What is needed is an exact retyping of each entry, pictures excluded.

Exercise data:

* * * * * * *

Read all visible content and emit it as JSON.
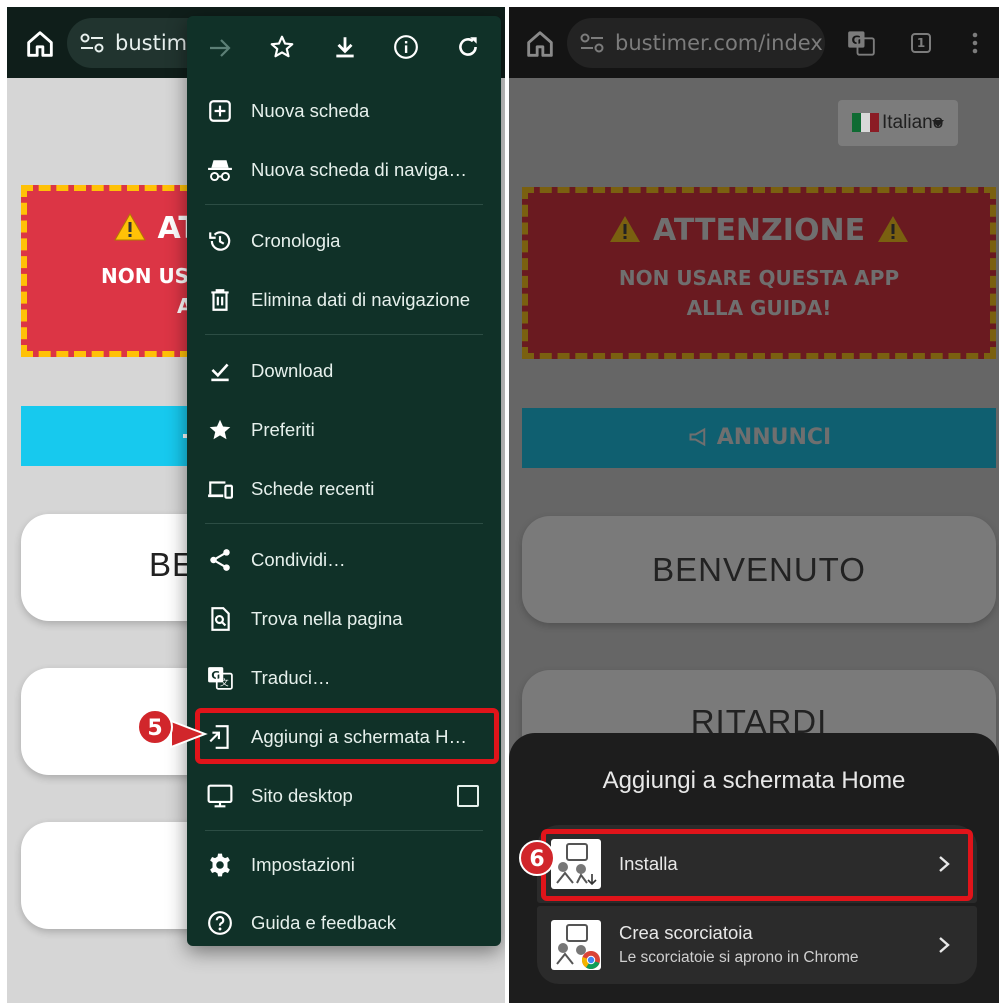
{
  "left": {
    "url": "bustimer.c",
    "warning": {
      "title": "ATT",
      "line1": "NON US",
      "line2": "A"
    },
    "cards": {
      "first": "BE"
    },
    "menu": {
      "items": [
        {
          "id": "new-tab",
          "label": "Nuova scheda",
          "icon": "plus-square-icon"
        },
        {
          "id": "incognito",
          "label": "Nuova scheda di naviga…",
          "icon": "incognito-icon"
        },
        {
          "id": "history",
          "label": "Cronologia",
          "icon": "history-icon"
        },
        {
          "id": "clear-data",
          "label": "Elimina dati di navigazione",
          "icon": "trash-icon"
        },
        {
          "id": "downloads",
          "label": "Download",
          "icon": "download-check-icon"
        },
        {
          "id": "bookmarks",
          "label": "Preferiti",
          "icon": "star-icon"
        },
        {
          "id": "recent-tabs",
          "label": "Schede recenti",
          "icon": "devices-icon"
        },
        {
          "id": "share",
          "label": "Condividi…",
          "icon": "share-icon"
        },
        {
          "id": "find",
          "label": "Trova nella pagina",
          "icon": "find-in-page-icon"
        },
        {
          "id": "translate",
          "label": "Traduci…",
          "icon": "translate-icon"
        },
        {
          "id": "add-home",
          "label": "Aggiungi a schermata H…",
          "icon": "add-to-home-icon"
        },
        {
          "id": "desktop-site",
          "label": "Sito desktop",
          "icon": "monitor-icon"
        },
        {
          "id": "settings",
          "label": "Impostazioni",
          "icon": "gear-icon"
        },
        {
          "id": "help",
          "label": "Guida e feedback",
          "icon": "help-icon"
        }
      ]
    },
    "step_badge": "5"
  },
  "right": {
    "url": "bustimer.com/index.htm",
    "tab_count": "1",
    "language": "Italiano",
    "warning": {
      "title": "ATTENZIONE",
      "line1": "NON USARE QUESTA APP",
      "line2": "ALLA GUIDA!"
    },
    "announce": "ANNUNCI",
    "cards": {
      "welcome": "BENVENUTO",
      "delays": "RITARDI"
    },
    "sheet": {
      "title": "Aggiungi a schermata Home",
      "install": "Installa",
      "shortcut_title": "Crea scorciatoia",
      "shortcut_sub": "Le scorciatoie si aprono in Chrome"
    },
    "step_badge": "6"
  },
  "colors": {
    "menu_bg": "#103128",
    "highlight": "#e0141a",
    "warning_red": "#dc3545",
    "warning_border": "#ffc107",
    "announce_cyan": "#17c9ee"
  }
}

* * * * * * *

Your solution:
Read all visible content and emit it as JSON.
{
  "left": {
    "url": "bustimer.c",
    "warning": {
      "title": "ATT",
      "line1": "NON US",
      "line2": "A"
    },
    "cards": {
      "first": "BE"
    },
    "menu": {
      "items": [
        {
          "id": "new-tab",
          "label": "Nuova scheda",
          "icon": "plus-square-icon"
        },
        {
          "id": "incognito",
          "label": "Nuova scheda di naviga…",
          "icon": "incognito-icon"
        },
        {
          "id": "history",
          "label": "Cronologia",
          "icon": "history-icon"
        },
        {
          "id": "clear-data",
          "label": "Elimina dati di navigazione",
          "icon": "trash-icon"
        },
        {
          "id": "downloads",
          "label": "Download",
          "icon": "download-check-icon"
        },
        {
          "id": "bookmarks",
          "label": "Preferiti",
          "icon": "star-icon"
        },
        {
          "id": "recent-tabs",
          "label": "Schede recenti",
          "icon": "devices-icon"
        },
        {
          "id": "share",
          "label": "Condividi…",
          "icon": "share-icon"
        },
        {
          "id": "find",
          "label": "Trova nella pagina",
          "icon": "find-in-page-icon"
        },
        {
          "id": "translate",
          "label": "Traduci…",
          "icon": "translate-icon"
        },
        {
          "id": "add-home",
          "label": "Aggiungi a schermata H…",
          "icon": "add-to-home-icon"
        },
        {
          "id": "desktop-site",
          "label": "Sito desktop",
          "icon": "monitor-icon"
        },
        {
          "id": "settings",
          "label": "Impostazioni",
          "icon": "gear-icon"
        },
        {
          "id": "help",
          "label": "Guida e feedback",
          "icon": "help-icon"
        }
      ]
    },
    "step_badge": "5"
  },
  "right": {
    "url": "bustimer.com/index.htm",
    "tab_count": "1",
    "language": "Italiano",
    "warning": {
      "title": "ATTENZIONE",
      "line1": "NON USARE QUESTA APP",
      "line2": "ALLA GUIDA!"
    },
    "announce": "ANNUNCI",
    "cards": {
      "welcome": "BENVENUTO",
      "delays": "RITARDI"
    },
    "sheet": {
      "title": "Aggiungi a schermata Home",
      "install": "Installa",
      "shortcut_title": "Crea scorciatoia",
      "shortcut_sub": "Le scorciatoie si aprono in Chrome"
    },
    "step_badge": "6"
  },
  "colors": {
    "menu_bg": "#103128",
    "highlight": "#e0141a",
    "warning_red": "#dc3545",
    "warning_border": "#ffc107",
    "announce_cyan": "#17c9ee"
  }
}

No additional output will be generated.